• What you will do: Which lines in the data below contain the string "checked"? Show each one.

[Interface dataset entries]
■ ■ ■ ■ ■ ■ ■

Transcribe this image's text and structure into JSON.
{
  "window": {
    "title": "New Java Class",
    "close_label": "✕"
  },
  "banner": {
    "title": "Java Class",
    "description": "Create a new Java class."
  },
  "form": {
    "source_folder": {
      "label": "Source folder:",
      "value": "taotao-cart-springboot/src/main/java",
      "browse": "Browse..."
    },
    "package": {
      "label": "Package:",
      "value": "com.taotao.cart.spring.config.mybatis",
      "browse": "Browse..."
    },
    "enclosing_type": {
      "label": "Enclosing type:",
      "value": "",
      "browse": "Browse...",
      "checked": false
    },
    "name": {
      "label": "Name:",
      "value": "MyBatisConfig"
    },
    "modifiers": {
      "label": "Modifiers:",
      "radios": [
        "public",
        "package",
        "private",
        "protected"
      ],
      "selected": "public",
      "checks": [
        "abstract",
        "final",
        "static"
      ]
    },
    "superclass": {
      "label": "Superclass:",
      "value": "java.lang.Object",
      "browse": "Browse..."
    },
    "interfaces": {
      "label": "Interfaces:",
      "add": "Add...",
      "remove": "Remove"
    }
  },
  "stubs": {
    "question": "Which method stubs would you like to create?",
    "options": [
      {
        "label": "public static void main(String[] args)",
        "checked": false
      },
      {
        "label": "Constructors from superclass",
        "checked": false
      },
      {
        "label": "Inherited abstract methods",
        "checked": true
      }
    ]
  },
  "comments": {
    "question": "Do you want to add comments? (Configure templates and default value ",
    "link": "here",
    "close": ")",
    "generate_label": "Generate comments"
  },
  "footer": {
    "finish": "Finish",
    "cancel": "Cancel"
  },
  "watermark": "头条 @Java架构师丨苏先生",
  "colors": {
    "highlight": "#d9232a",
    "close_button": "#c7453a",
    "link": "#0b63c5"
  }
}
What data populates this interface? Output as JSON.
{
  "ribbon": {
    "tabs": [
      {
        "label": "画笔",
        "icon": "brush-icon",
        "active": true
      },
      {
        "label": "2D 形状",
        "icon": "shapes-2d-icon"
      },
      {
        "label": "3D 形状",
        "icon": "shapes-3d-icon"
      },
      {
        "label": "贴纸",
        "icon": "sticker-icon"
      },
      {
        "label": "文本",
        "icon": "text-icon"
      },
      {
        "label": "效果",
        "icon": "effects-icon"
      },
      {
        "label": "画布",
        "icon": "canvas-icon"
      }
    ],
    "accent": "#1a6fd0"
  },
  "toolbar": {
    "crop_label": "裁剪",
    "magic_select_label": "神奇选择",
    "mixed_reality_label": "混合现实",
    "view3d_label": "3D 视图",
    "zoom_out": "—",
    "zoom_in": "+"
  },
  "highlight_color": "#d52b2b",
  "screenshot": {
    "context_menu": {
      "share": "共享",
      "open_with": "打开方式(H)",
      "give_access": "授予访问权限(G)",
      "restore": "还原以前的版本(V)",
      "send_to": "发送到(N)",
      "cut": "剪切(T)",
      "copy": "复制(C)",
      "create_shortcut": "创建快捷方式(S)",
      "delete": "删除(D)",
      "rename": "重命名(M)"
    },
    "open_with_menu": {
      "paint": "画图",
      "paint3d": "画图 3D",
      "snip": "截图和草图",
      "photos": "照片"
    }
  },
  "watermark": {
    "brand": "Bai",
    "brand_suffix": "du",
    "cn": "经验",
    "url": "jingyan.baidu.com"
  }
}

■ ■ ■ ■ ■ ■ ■

• Response to this exercise:
      "checked": false
        "checked": false
        "checked": false
        "checked": true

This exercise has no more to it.